He cupped his hands together and told me, “If you have a handful of diamonds but don’t realize what they are, you treat them like pebbles. Once you recognize them as diamonds, you can use their precious qualities. Becoming a buddha is like discovering a diamond in your hand. You are discovering yourself, not getting rid of yourself.”

-- Mingyur Rinpoche

from the book Turning Confusion into Clarity: A Guide to the Foundation Practices of Tibetan Buddhism 



The need to recognize our essential buddha-nature ~ Dzongsar Khyentse Rinpoche 

Generally speaking, the ultimate message of Buddhism is that you possess buddha-nature. In other words, you already and quite naturally have within you the qualities of complete enlightenment. But you need to realize this. The fact that you don’t have this realization is the reason why you are wandering in samsara. According to Nagarjuna, the Buddha didn’t say that you need to abandon samsara in order to gain enlightenment. What he said was that you need to see that samsara is empty, that it has no inherent existence. This is the same as saying that you need to recognize your essential buddha-nature.

-- Dzongsar Khyentse Rinpoche 



Primordially pure ~ Dudjom Rinpoche 

From the very beginning, awareness has never been established as being material and having characteristics that can be conceptualized, because its essence is primordially pure, sublime, all-pervasive emptiness. The ocean of realms of phenomena of existence and enlightenment naturally manifest as the display of unobstructed emptiness, like the sun and its rays. Therefore, awareness is neither partial nor a completely empty void because its nature is the supreme spontaneous presence of wisdom and noble qualities.

-- Dudjom Rinpoche 



The four levels of obscurations ~ Kalu Rinpoche 

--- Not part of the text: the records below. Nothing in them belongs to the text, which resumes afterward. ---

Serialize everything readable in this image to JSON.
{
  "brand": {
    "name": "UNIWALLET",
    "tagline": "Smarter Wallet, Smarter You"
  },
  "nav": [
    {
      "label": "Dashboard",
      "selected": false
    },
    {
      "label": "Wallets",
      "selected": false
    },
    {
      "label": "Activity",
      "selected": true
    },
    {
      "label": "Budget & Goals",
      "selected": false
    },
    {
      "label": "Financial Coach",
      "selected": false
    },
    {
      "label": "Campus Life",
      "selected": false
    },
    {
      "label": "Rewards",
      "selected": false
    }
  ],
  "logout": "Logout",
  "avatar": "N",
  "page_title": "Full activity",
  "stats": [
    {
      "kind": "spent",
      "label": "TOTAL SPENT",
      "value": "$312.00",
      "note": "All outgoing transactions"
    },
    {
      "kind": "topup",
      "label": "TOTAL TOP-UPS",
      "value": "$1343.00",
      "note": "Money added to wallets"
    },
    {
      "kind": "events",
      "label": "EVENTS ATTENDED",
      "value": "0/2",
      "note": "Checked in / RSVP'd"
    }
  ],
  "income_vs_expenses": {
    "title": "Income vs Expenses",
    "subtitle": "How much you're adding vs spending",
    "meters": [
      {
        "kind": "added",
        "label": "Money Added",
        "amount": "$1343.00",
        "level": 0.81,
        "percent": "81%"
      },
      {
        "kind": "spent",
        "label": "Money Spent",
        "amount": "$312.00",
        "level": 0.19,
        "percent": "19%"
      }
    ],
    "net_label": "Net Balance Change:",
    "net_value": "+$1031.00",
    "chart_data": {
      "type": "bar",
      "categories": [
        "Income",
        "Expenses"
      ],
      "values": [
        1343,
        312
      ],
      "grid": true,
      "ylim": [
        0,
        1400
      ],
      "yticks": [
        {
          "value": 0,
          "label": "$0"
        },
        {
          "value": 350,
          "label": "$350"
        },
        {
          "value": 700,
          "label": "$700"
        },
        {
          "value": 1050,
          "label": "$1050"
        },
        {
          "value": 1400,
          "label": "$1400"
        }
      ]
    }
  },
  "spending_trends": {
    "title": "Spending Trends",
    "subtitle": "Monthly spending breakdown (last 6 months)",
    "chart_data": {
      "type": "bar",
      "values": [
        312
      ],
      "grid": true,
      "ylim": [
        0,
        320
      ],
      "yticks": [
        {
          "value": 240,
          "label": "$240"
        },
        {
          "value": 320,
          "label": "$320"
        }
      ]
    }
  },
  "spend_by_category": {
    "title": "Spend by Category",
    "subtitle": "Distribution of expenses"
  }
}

The failure of the mind to recognize its own nature is what is meant by the term “ma-rik-pa,” or ignorance, the first level of obscuration or defilement in the mind. As a result of this ignorance, there arises in the mind the imputation of an “I” and an “other,” something that is other than the mind. This dualistic clinging, something that we have had throughout beginningless time and that never stops, is the second level of obscuration, the obscuration of habits. Based upon this dualistic clinging arise the three root mental afflictions: mental darkness, desire, and aggression. Based upon those three afflictions are the 84,000 various mental afflictions, the third level of obscurations, called the obscuration of mental affliction. Under the influence of this, we perform actions that are obscured in their nature – the fourth level, called the obscuration of actions or karma. These four levels or types of obscurations are the cause for all sentient beings to wander in samsara. If these are removed or cleaned, then the inherent qualities of mind’s nature, which we refer to as wisdom or “yeshe,” will naturally manifest and spread like the rays of the sun. The word in Tibetan for the removal of these obscurations, “sang,” means “cleansing,” and the word for the spreading of the inherent qualities of the mind that occurs as a result of that is “gye,” or “increasing.” “Sang-gye,” these two words together, is the Tibetan word for a Buddha. Therefore what is meant by Buddhahood is the recognition and realization of the complete purity of the mind.

-- Kalu Rinpoche



Without intrinsic being ~ Nagarjuna

The nature of the Tathagata

Is the nature of this world of beings.

The Tathagata is without intrinsic being;

This world of beings is without intrinsic being.

– Nagarjuna

Mulamadhyamakakarika, Chapter 22, Verse 16

from the book "The Root Stanzas of the Middle Way: The Mulamadhyamakakarika"